”Sanovat sitä keinomäeksi”
Paloheinän ja Haltialan täyttömäet ratkaisuina Helsingin ylijäämämaaongelmaan

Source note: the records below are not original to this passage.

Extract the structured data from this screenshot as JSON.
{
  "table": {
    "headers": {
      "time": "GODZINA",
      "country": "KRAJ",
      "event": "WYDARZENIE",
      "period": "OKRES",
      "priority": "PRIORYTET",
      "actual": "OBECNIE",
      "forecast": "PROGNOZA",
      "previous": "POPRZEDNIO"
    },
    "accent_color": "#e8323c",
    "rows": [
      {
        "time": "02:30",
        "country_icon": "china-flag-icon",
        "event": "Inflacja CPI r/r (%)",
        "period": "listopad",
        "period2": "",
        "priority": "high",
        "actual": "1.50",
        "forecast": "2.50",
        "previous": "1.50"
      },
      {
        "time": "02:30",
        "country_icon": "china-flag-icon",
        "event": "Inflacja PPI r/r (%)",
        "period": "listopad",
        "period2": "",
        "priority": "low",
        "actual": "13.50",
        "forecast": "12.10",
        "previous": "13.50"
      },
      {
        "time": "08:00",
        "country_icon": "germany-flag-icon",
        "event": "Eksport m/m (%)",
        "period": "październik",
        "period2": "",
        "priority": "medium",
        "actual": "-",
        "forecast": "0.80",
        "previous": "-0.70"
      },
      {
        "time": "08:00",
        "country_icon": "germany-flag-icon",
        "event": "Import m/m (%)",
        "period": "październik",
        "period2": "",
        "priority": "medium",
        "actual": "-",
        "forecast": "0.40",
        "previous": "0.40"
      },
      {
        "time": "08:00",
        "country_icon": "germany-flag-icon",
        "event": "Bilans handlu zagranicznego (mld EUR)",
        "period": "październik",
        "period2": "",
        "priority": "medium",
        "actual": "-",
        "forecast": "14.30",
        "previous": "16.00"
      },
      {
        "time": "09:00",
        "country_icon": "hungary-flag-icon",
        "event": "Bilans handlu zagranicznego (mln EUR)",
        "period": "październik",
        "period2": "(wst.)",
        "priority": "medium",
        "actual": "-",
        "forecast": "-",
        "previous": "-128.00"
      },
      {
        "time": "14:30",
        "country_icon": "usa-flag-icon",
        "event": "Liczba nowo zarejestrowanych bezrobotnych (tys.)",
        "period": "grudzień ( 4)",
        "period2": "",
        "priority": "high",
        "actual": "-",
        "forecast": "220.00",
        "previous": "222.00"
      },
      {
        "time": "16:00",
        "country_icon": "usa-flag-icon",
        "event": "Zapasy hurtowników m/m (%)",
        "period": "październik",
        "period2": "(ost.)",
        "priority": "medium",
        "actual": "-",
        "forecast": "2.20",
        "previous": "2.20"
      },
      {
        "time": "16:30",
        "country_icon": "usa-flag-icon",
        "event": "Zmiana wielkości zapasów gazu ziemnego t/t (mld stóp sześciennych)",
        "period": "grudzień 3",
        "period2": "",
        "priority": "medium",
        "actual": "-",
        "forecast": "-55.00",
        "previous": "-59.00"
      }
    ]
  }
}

This article examines the planning of artificial hills in Helsinki between the early 1960s and the late 1970s. Following the rapid growth of the city, municipal authorities encountered problems with disposing of surplus wasteland. As the authorities had previously preferred to fill shallow bays and swamps around the city, new methods were required, because more emphasis was gradually placed on the preservation of the city’s shoreline and the scenery of Helsinki. While the first artificial hill at Paloheinä, constructed between 1965 and 1977, was initially planned to blend in with its environs, the dire need to dispose of more surplus land forced the municipal authorities to enlarge it. Following the prolonged construction of Paloheinä hill, the proposal for constructing a larger artificial hill in Haltiala in 1974 was opposed by local residents and administration itself. I argue that while the new artificial hills did not solve the problem of surplus land, they had a huge impact on the landfill policy of the city. The period studied needs to be understood thus as a trial period witnessing gradual yet crucial changes in the landfill policy in Helsinki.